The last trio from this box begins with an appropriately shark fin shaped "Kahlúa and Cream." Your Chocolate Priestess is not a drinker. Oh, she'll have some wine every now and again, she's tried beer, and of course she's had alcohol flavored chocolates, but she doesn't know if she's had Kahlúa. I hope our Mocha Acolyte forgives me, because I want to try this, despite the fact that Kahlúa is a coffee flavored liqueur, since the information I could find says it should be a heavy and sweet flavor as well. Oddly, I've always associated the term "Kahlúa" with Hawaii for some reason, but various sources (including its own website) say it is Mexican. The milk chocolate shell does not have much of a scent, but when I bite through it's thinness I get a burst of coffee, sugar, butter, and cocoa in a soft light tan cream. Yes there is a hint of coffee's unique bitterness, but it is definitely countered by the sweetness. Sadly, the chocolate flavor lags behind, though it is there.

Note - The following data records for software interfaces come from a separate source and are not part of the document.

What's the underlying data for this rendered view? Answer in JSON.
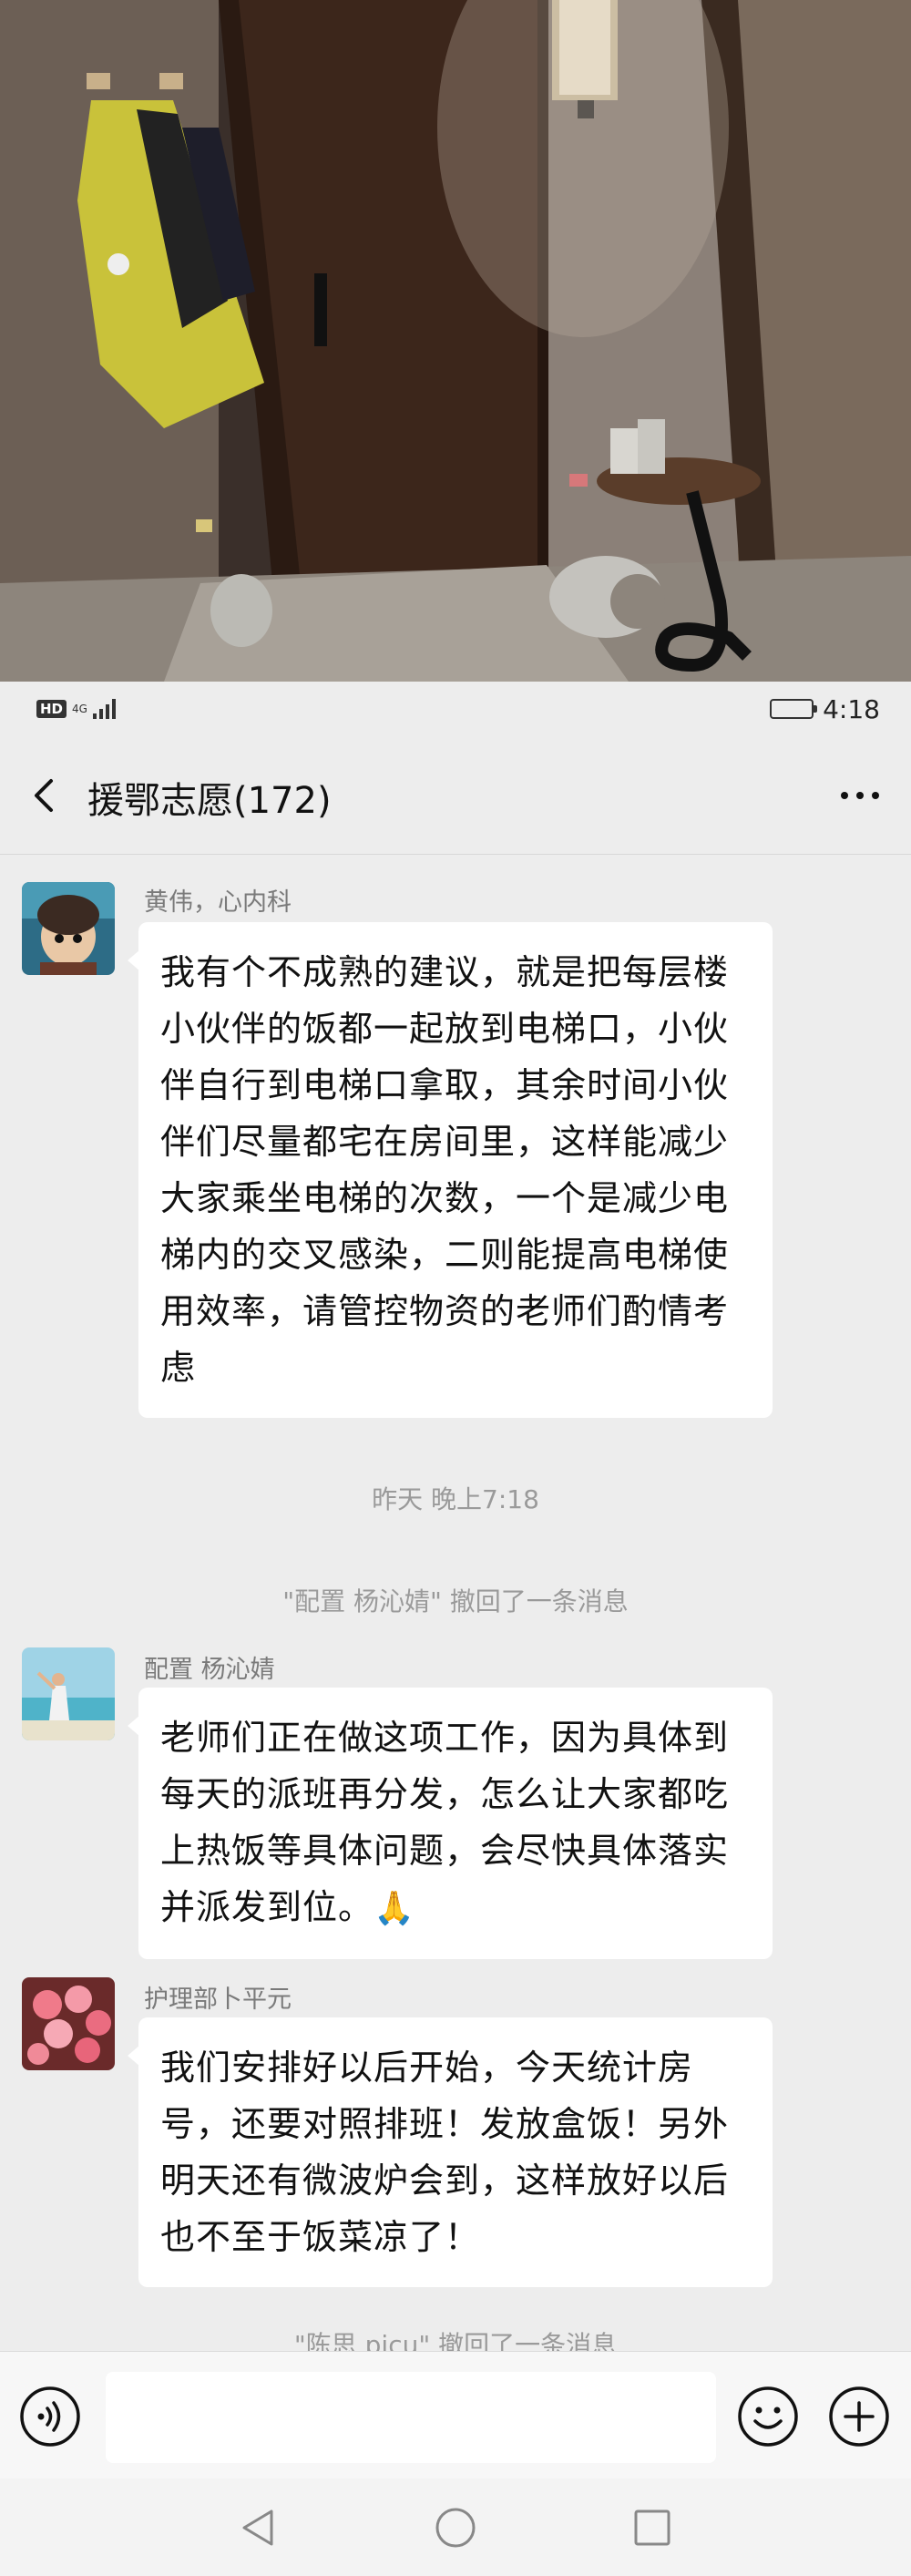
{
  "status_bar": {
    "hd_label": "HD",
    "network_label": "4G",
    "battery_level": 0.95,
    "time": "4:18"
  },
  "header": {
    "title": "援鄂志愿(172)",
    "back_icon": "chevron-left-icon",
    "more_icon": "more-horizontal-icon"
  },
  "messages": [
    {
      "type": "message",
      "sender": "黄伟，心内科",
      "text": "我有个不成熟的建议，就是把每层楼小伙伴的饭都一起放到电梯口，小伙伴自行到电梯口拿取，其余时间小伙伴们尽量都宅在房间里，这样能减少大家乘坐电梯的次数，一个是减少电梯内的交叉感染，二则能提高电梯使用效率，请管控物资的老师们酌情考虑"
    },
    {
      "type": "timestamp",
      "text": "昨天 晚上7:18"
    },
    {
      "type": "system",
      "text": "\"配置 杨沁婧\" 撤回了一条消息"
    },
    {
      "type": "message",
      "sender": "配置 杨沁婧",
      "text": "老师们正在做这项工作，因为具体到每天的派班再分发，怎么让大家都吃上热饭等具体问题，会尽快具体落实并派发到位。",
      "emoji": "🙏"
    },
    {
      "type": "message",
      "sender": "护理部卜平元",
      "text": "我们安排好以后开始，今天统计房号，还要对照排班！发放盒饭！另外明天还有微波炉会到，这样放好以后也不至于饭菜凉了！"
    },
    {
      "type": "system",
      "text": "\"陈思 picu\" 撤回了一条消息"
    }
  ],
  "input_bar": {
    "voice_icon": "voice-icon",
    "emoji_icon": "emoji-icon",
    "plus_icon": "plus-icon",
    "text_value": ""
  },
  "system_nav": {
    "back": "triangle-back-icon",
    "home": "circle-home-icon",
    "recents": "square-recents-icon"
  },
  "colors": {
    "background": "#ededed",
    "bubble": "#ffffff",
    "meta_text": "#9a9a9a"
  }
}
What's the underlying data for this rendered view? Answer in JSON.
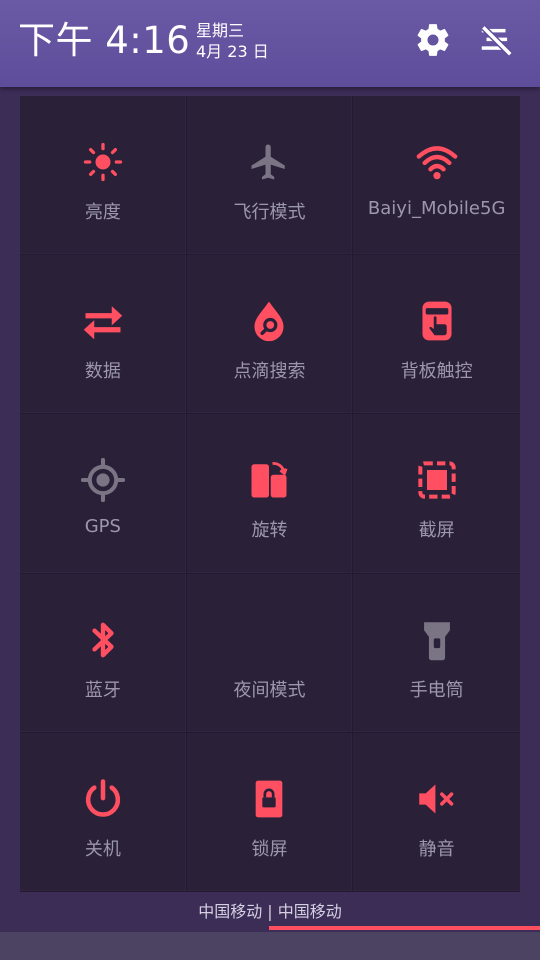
{
  "header": {
    "time": "下午 4:16",
    "weekday": "星期三",
    "date": "4月 23 日"
  },
  "colors": {
    "accent": "#ff4f61",
    "inactive": "#7b7485",
    "label": "#9d97ab"
  },
  "tiles": [
    {
      "label": "亮度",
      "icon": "brightness-icon"
    },
    {
      "label": "飞行模式",
      "icon": "airplane-icon"
    },
    {
      "label": "Baiyi_Mobile5G",
      "icon": "wifi-icon"
    },
    {
      "label": "数据",
      "icon": "data-transfer-icon"
    },
    {
      "label": "点滴搜索",
      "icon": "drop-search-icon"
    },
    {
      "label": "背板触控",
      "icon": "back-touch-icon"
    },
    {
      "label": "GPS",
      "icon": "gps-icon"
    },
    {
      "label": "旋转",
      "icon": "rotate-icon"
    },
    {
      "label": "截屏",
      "icon": "screenshot-icon"
    },
    {
      "label": "蓝牙",
      "icon": "bluetooth-icon"
    },
    {
      "label": "夜间模式",
      "icon": "moon-icon"
    },
    {
      "label": "手电筒",
      "icon": "flashlight-icon"
    },
    {
      "label": "关机",
      "icon": "power-icon"
    },
    {
      "label": "锁屏",
      "icon": "lock-screen-icon"
    },
    {
      "label": "静音",
      "icon": "mute-icon"
    }
  ],
  "carrier": "中国移动 | 中国移动"
}
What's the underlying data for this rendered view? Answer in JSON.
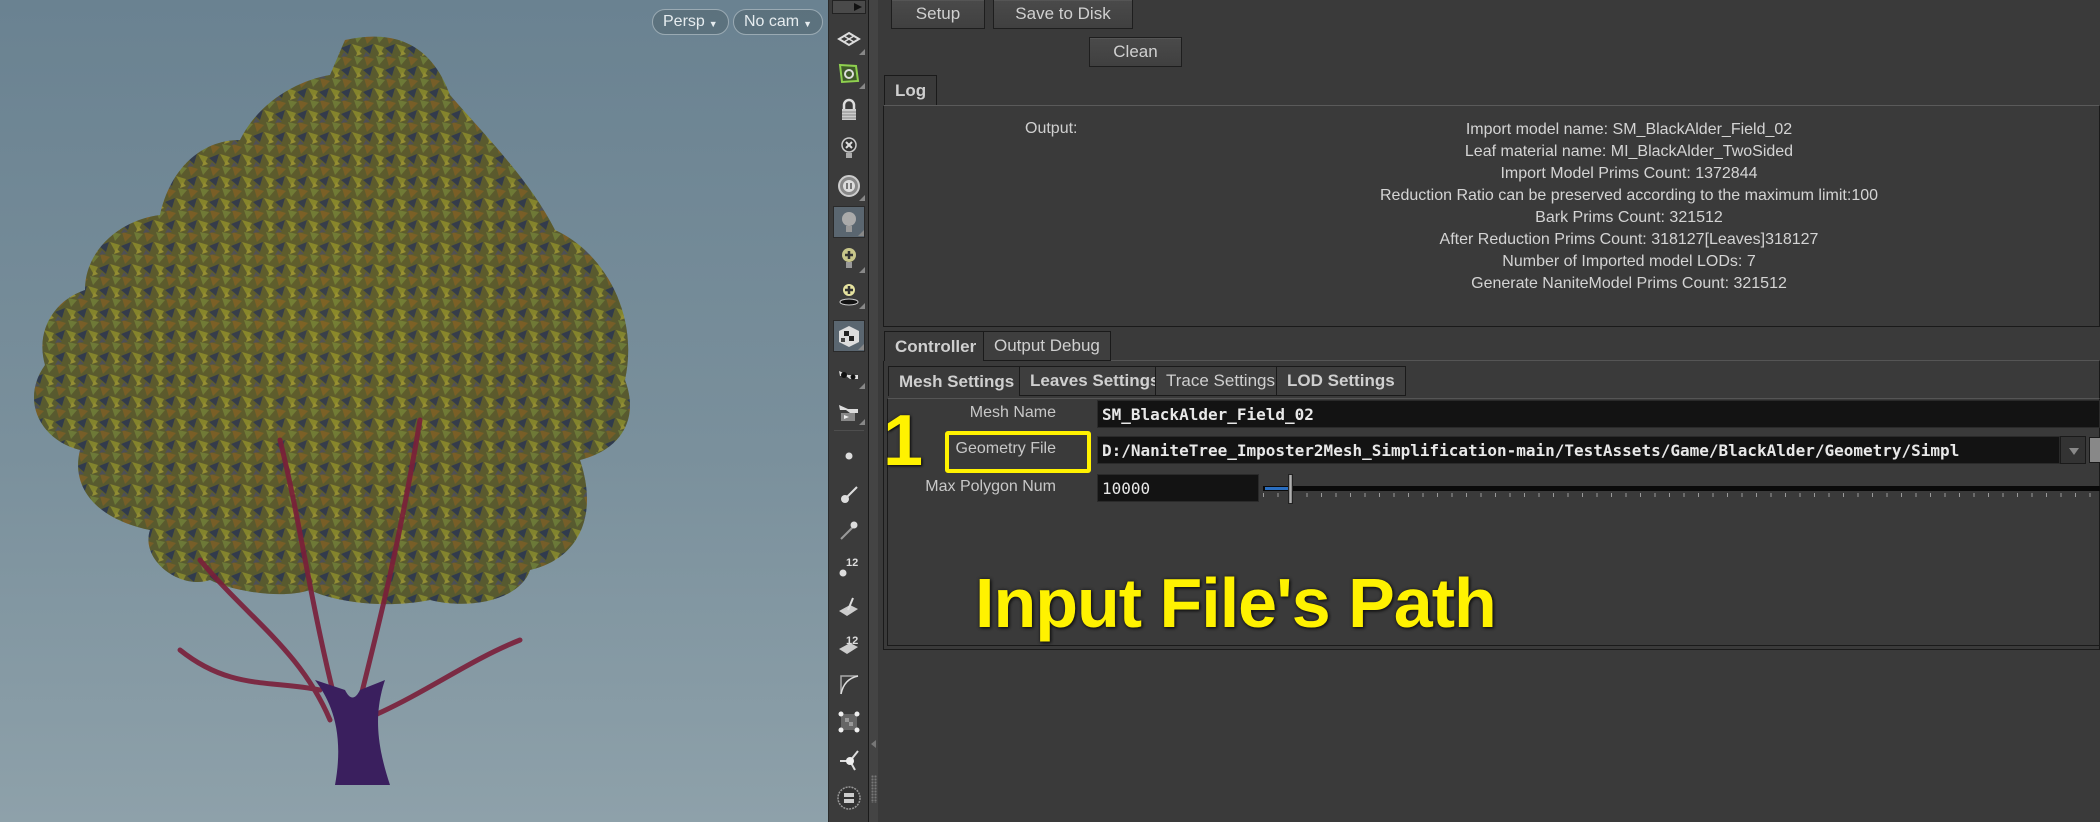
{
  "viewport": {
    "view_menu": "Persp",
    "camera_menu": "No cam"
  },
  "toolbar": {
    "icons": [
      "viewport-layout-icon",
      "snapping-icon",
      "lock-camera-icon",
      "headlight-off-icon",
      "display-options-icon",
      "normal-light-icon",
      "add-light-icon",
      "add-spot-light-icon",
      "shading-mode-icon",
      "stereo-glasses-icon",
      "stereo-render-icon",
      "point-icon",
      "point-normal-icon",
      "vertex-icon",
      "point-numbers-icon",
      "primitive-normal-icon",
      "primitive-numbers-icon",
      "curve-hull-icon",
      "prim-select-icon",
      "axis-handle-icon",
      "background-icon"
    ],
    "badges": {
      "point_numbers": "12",
      "primitive_numbers": "12"
    }
  },
  "panel": {
    "buttons": {
      "setup": "Setup",
      "save_to_disk": "Save to Disk",
      "clean": "Clean"
    },
    "log_tab": "Log",
    "log": {
      "label": "Output:",
      "lines": [
        "Import model name: SM_BlackAlder_Field_02",
        "Leaf material name: MI_BlackAlder_TwoSided",
        "Import Model Prims Count: 1372844",
        "Reduction Ratio can be preserved according to the maximum limit:100",
        "Bark Prims Count: 321512",
        "After Reduction Prims Count: 318127[Leaves]318127",
        "Number of Imported model LODs: 7",
        "Generate NaniteModel Prims Count: 321512"
      ]
    },
    "outer_tabs": [
      {
        "label": "Controller",
        "active": true
      },
      {
        "label": "Output Debug",
        "active": false
      }
    ],
    "inner_tabs": [
      {
        "label": "Mesh Settings",
        "active": true
      },
      {
        "label": "Leaves Settings",
        "active": false
      },
      {
        "label": "Trace Settings",
        "active": false
      },
      {
        "label": "LOD Settings",
        "active": false
      }
    ],
    "fields": {
      "mesh_name": {
        "label": "Mesh Name",
        "value": "SM_BlackAlder_Field_02"
      },
      "geometry_file": {
        "label": "Geometry File",
        "value": "D:/NaniteTree_Imposter2Mesh_Simplification-main/TestAssets/Game/BlackAlder/Geometry/Simpl"
      },
      "max_polygon_num": {
        "label": "Max Polygon Num",
        "value": "10000",
        "slider_fraction": 0.015
      }
    }
  },
  "annotation": {
    "step_number": "1",
    "caption": "Input File's Path",
    "color": "#fff200"
  }
}
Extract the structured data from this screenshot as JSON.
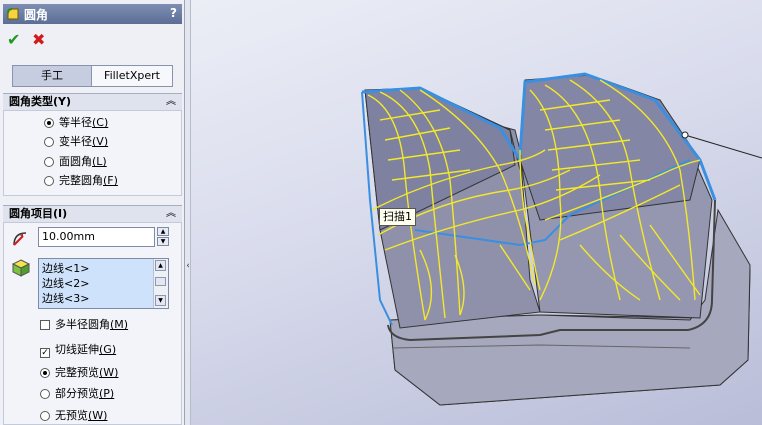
{
  "panel": {
    "title": "圆角",
    "help": "?",
    "ok_symbol": "✔",
    "cancel_symbol": "✖",
    "tabs": [
      "手工",
      "FilletXpert"
    ],
    "fillet_type": {
      "header": "圆角类型(Y)",
      "options": [
        {
          "label": "等半径",
          "key": "(C)",
          "selected": true
        },
        {
          "label": "变半径",
          "key": "(V)",
          "selected": false
        },
        {
          "label": "面圆角",
          "key": "(L)",
          "selected": false
        },
        {
          "label": "完整圆角",
          "key": "(F)",
          "selected": false
        }
      ]
    },
    "fillet_items": {
      "header": "圆角项目(I)",
      "radius_value": "10.00mm",
      "edges": [
        "边线<1>",
        "边线<2>",
        "边线<3>"
      ],
      "multi_radius": {
        "label": "多半径圆角",
        "key": "(M)",
        "checked": false
      },
      "tangent": {
        "label": "切线延伸",
        "key": "(G)",
        "checked": true
      },
      "preview": [
        {
          "label": "完整预览",
          "key": "(W)",
          "selected": true
        },
        {
          "label": "部分预览",
          "key": "(P)",
          "selected": false
        },
        {
          "label": "无预览",
          "key": "(W)",
          "selected": false
        }
      ]
    }
  },
  "viewport": {
    "tooltip": "扫描1"
  }
}
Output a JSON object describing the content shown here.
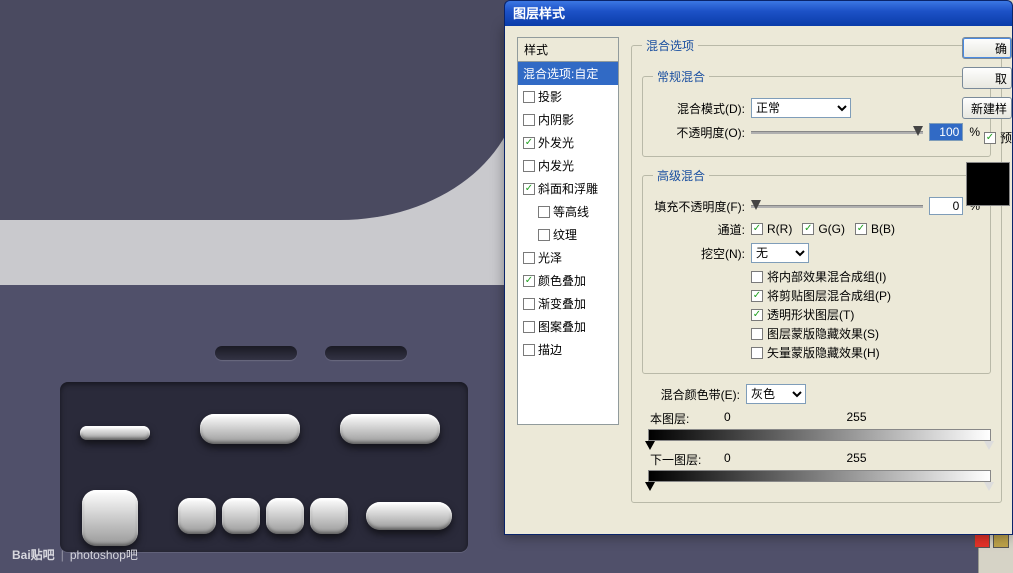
{
  "watermark": {
    "logo": "Bai贴吧",
    "divider": "|",
    "text": "photoshop吧"
  },
  "dialog": {
    "title": "图层样式",
    "styles_header": "样式",
    "styles": [
      {
        "label": "混合选项:自定",
        "checked": null,
        "selected": true
      },
      {
        "label": "投影",
        "checked": false
      },
      {
        "label": "内阴影",
        "checked": false
      },
      {
        "label": "外发光",
        "checked": true
      },
      {
        "label": "内发光",
        "checked": false
      },
      {
        "label": "斜面和浮雕",
        "checked": true
      },
      {
        "label": "等高线",
        "checked": false,
        "indent": true
      },
      {
        "label": "纹理",
        "checked": false,
        "indent": true
      },
      {
        "label": "光泽",
        "checked": false
      },
      {
        "label": "颜色叠加",
        "checked": true
      },
      {
        "label": "渐变叠加",
        "checked": false
      },
      {
        "label": "图案叠加",
        "checked": false
      },
      {
        "label": "描边",
        "checked": false
      }
    ],
    "buttons": {
      "ok": "确",
      "cancel": "取",
      "new": "新建样",
      "preview": "预"
    },
    "blending": {
      "group_label": "混合选项",
      "general": {
        "legend": "常规混合",
        "mode_label": "混合模式(D):",
        "mode_value": "正常",
        "opacity_label": "不透明度(O):",
        "opacity_value": "100",
        "pct": "%"
      },
      "advanced": {
        "legend": "高级混合",
        "fill_label": "填充不透明度(F):",
        "fill_value": "0",
        "pct": "%",
        "channels_label": "通道:",
        "ch_r": "R(R)",
        "ch_g": "G(G)",
        "ch_b": "B(B)",
        "knockout_label": "挖空(N):",
        "knockout_value": "无",
        "opts": [
          {
            "label": "将内部效果混合成组(I)",
            "checked": false
          },
          {
            "label": "将剪贴图层混合成组(P)",
            "checked": true
          },
          {
            "label": "透明形状图层(T)",
            "checked": true
          },
          {
            "label": "图层蒙版隐藏效果(S)",
            "checked": false
          },
          {
            "label": "矢量蒙版隐藏效果(H)",
            "checked": false
          }
        ]
      },
      "blendif": {
        "label": "混合颜色带(E):",
        "value": "灰色",
        "this_label": "本图层:",
        "this_low": "0",
        "this_high": "255",
        "under_label": "下一图层:",
        "under_low": "0",
        "under_high": "255"
      }
    }
  }
}
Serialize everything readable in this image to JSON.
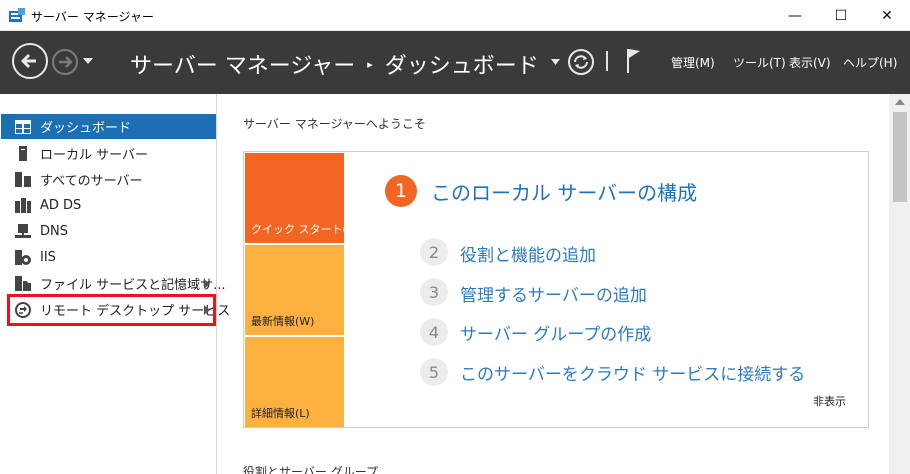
{
  "window": {
    "title": "サーバー マネージャー",
    "minimize_glyph": "—",
    "maximize_glyph": "☐",
    "close_glyph": "✕"
  },
  "header": {
    "breadcrumb_root": "サーバー マネージャー",
    "breadcrumb_separator": "▸",
    "breadcrumb_current": "ダッシュボード",
    "menus": [
      "管理(M)",
      "ツール(T)",
      "表示(V)",
      "ヘルプ(H)"
    ]
  },
  "sidebar": {
    "items": [
      {
        "label": "ダッシュボード",
        "icon": "dashboard-icon",
        "active": true
      },
      {
        "label": "ローカル サーバー",
        "icon": "local-server-icon"
      },
      {
        "label": "すべてのサーバー",
        "icon": "all-servers-icon"
      },
      {
        "label": "AD DS",
        "icon": "ad-ds-icon"
      },
      {
        "label": "DNS",
        "icon": "dns-icon"
      },
      {
        "label": "IIS",
        "icon": "iis-icon"
      },
      {
        "label": "ファイル サービスと記憶域サ...",
        "icon": "file-services-icon",
        "expandable": true
      },
      {
        "label": "リモート デスクトップ サービス",
        "icon": "remote-desktop-icon",
        "expandable": true,
        "highlighted": true
      }
    ]
  },
  "main": {
    "welcome_title": "サーバー マネージャーへようこそ",
    "tiles": [
      "クイック スタート(Q)",
      "最新情報(W)",
      "詳細情報(L)"
    ],
    "steps": [
      {
        "num": "1",
        "label": "このローカル サーバーの構成"
      },
      {
        "num": "2",
        "label": "役割と機能の追加"
      },
      {
        "num": "3",
        "label": "管理するサーバーの追加"
      },
      {
        "num": "4",
        "label": "サーバー グループの作成"
      },
      {
        "num": "5",
        "label": "このサーバーをクラウド サービスに接続する"
      }
    ],
    "hide_label": "非表示",
    "next_section": "役割とサーバー グループ"
  },
  "colors": {
    "header_bg": "#3a3a3a",
    "active_item": "#1a6fb5",
    "quick_start_tile": "#f26522",
    "info_tiles": "#fbb040",
    "link_blue": "#2b7bc4",
    "highlight_red": "#e8131b"
  }
}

Next I try the lightly golden tinged, multifaceted "Black & Gold" piece. I have no idea what this flavor may be, and the scent is only dark cocoa. While this shell is smooth like all the others before it, the faceted sides make for an interesting sensation in my fingertips, and the gold shine to it plays with the light in the room. Inside is a firm much darker center with little pieces of what I know must be nibs in it. The result is an immediate uptick in my senses and my mind as the buzz I've built up over a few hours of this journey gets pushed further quickly. If you want your truffle to send tingles through your mind and body, this is the truffle you want to try.
Last, but I hope not least, is the oblong "Belgian Style Truffle: Dark Chocolate," which is wrapped in gold foil in the box. This appears to be a hard, dark chocolate shell covered with powdered cocoa and flakes of cocoa, with a powerful cocoa essence when I breathe it in. Inside a rather thick shell I find a light but almost powdery chocolate when I take a bite. The inner chocolate is smooth and creamy in taste but not in texture, which is interesting. It blends really well with the shell and the outside flakes to make this a great truffle, though I have to say it doesn't change my mind about the "Black & Gold" being my favorite from this box.
This box did not come with a list of ingredients or nutritional information, so just remember to think about the flavors if you have allergies and to eat in moderation. If you think these truffles sound like a gift you want to give to a loved one or yourself this holiday season, I would agree. These truffles from Coastal Mist are certainly worthy Sacraments for The Chocolate Cult. But you'd better hurry and order them before you have to pay extra for speedy delivery. Ordering in larger quantities yields the best price per chocolate, but regardless of which box you choose (or if you create your own), the prices are identical.
Remember, if you do order from any company who has submitted potential Sacraments to us, please mention that you read about them here in The Chocolate Cult. I look forward to any more samples that Coastal Mist may wish to share with us.
Sisters and Brothers, may you too take the time to slowly appreciate what the Divine and human ingenuity have offered you in chocolate.